Although Alex Havens is not sure how to stop the tragedies resulting from unbelted traffic crashes, he would start by suggesting the state enlarge those blue signs he often passes. But their message hints at an underlying reason for their existence – and for their relative lack of effectiveness in rural areas.
“It’s a law we can live with,” reads the text under the main slogan. And for many drivers in the state’s southwest region, Virginia’s seat belt law is just that – something with which they can cope.
Police cannot stop a Virginia driver solely because an adult isn’t wearing a seat belt. The state’s seat belt law is a secondary offense, a violation that only be ticketed when a car is stopped for another violation.
Porter said industry research has shown that a conservative perspective on the government’s role often correlates with the decision to forgo seat belts.
The many reasons drivers skip their seat belts are nearly impossible to address. And there are few surefire ways to change longstanding habits. Alex Havens said he has been convinced, but he had to learn the hard way.
A different outcome
Suffering from a sinus headache, Alex Havens left work early on July30, 2011, a little more than a year after Ernie’s crash.

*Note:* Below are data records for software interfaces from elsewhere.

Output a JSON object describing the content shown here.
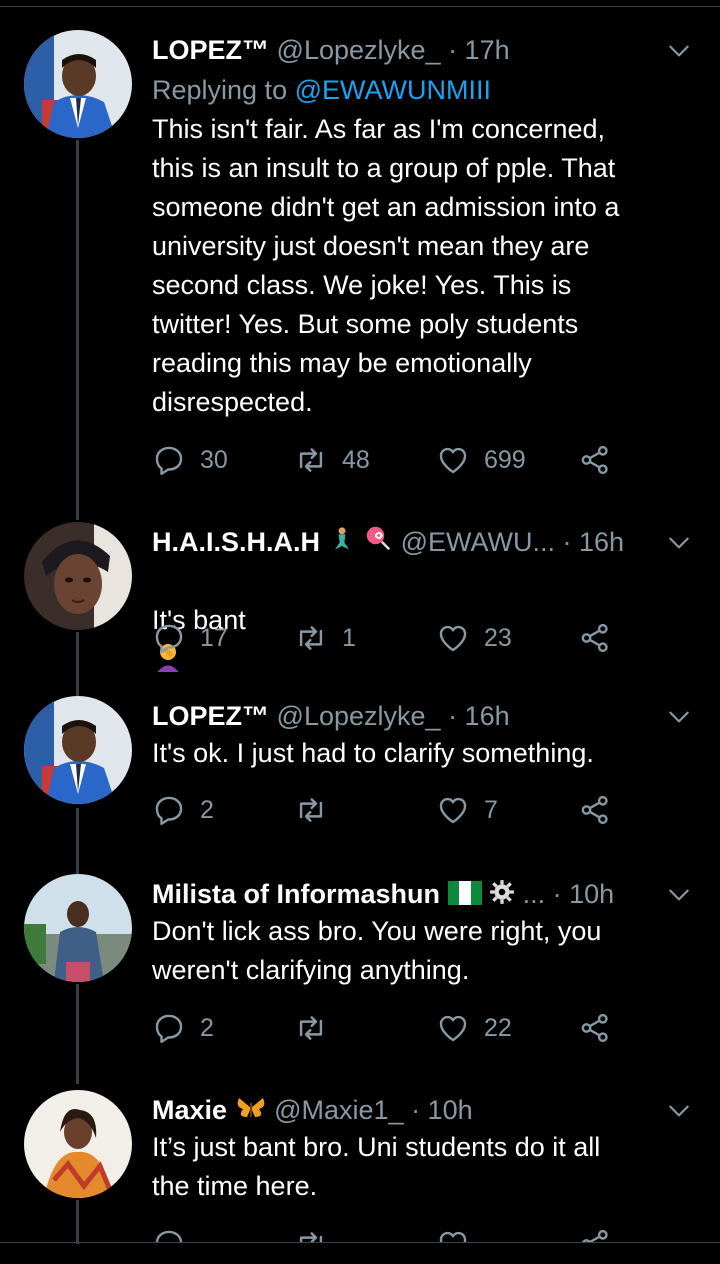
{
  "tweets": [
    {
      "name": "LOPEZ™",
      "handle": "@Lopezlyke_",
      "time": "· 17h",
      "replying_label": "Replying to",
      "replying_handle": "@EWAWUNMIII",
      "text": "This isn't fair. As far as I'm concerned,\nthis is an insult to a group of pple. That\nsomeone didn't get an admission into a\nuniversity just doesn't mean they are\nsecond class. We joke! Yes. This is\ntwitter! Yes. But some poly students\nreading this may be emotionally\ndisrespected.",
      "replies": "30",
      "retweets": "48",
      "likes": "699"
    },
    {
      "name": "H.A.I.S.H.A.H",
      "name_emoji": [
        "mermaid-emoji",
        "lollipop-emoji"
      ],
      "handle": "@EWAWU...",
      "time": "· 16h",
      "text": "It's bant",
      "text_emoji": "facepalm-emoji",
      "replies": "17",
      "retweets": "1",
      "likes": "23"
    },
    {
      "name": "LOPEZ™",
      "handle": "@Lopezlyke_",
      "time": "· 16h",
      "text": "It's ok. I just had to clarify something.",
      "replies": "2",
      "retweets": "",
      "likes": "7"
    },
    {
      "name": "Milista of Informashun",
      "name_emoji": [
        "nigeria-flag-emoji",
        "gear-emoji"
      ],
      "handle": "...",
      "time": "· 10h",
      "text": "Don't lick ass bro. You were right, you\nweren't clarifying anything.",
      "replies": "2",
      "retweets": "",
      "likes": "22"
    },
    {
      "name": "Maxie",
      "name_emoji": [
        "butterfly-emoji"
      ],
      "handle": "@Maxie1_",
      "time": "· 10h",
      "text": "It’s just bant bro. Uni students do it all\nthe time here.",
      "replies": "",
      "retweets": "",
      "likes": ""
    }
  ],
  "colors": {
    "background": "#000000",
    "secondary": "#8899a6",
    "link": "#1da1f2",
    "divider": "#38444d"
  }
}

He took Franklin Road through town to avoid the highway’s evening traffic as he headed home to Boones Mill.
Driving south near Carilion Roanoke Memorial Hospital, Alex went over a bump and felt his 1998 Ford F-150 veer right. While he was struggling with the steering wheel, the right front tire hit the end of a concrete barrier on the bridge that crosses the Roanoke River. The truck was traveling no faster than 35 mph.
Still, the right side of the truck lifted off the ground.
“I’m coming to see you, Ernie,” Alex Havens said. “That’s the first thing I thought during that impact.”
Alex lurched forward. But the seat belt tightened around his chest and waist. The truck overturned and landed on the driver’s side.
When Alex refocused his eyes, he saw his hands resting on pavement and the tiny pieces of glass that used to be the driver’s side window of his pickup truck.
“If it hadn’t been for that seat belt, I’d have been on the dashboard or going through the glass,” he said. “My whole body was in that seat.”
The seat belt was the only thing that kept Alex off the pavement. It was the difference between his crash and the one that killed his younger brother.
“If you don’t wear it and you get caught up like I did, you’re going to pay hard. And it might inflict your whole family,” Alex said. “You don’t want that to happen.”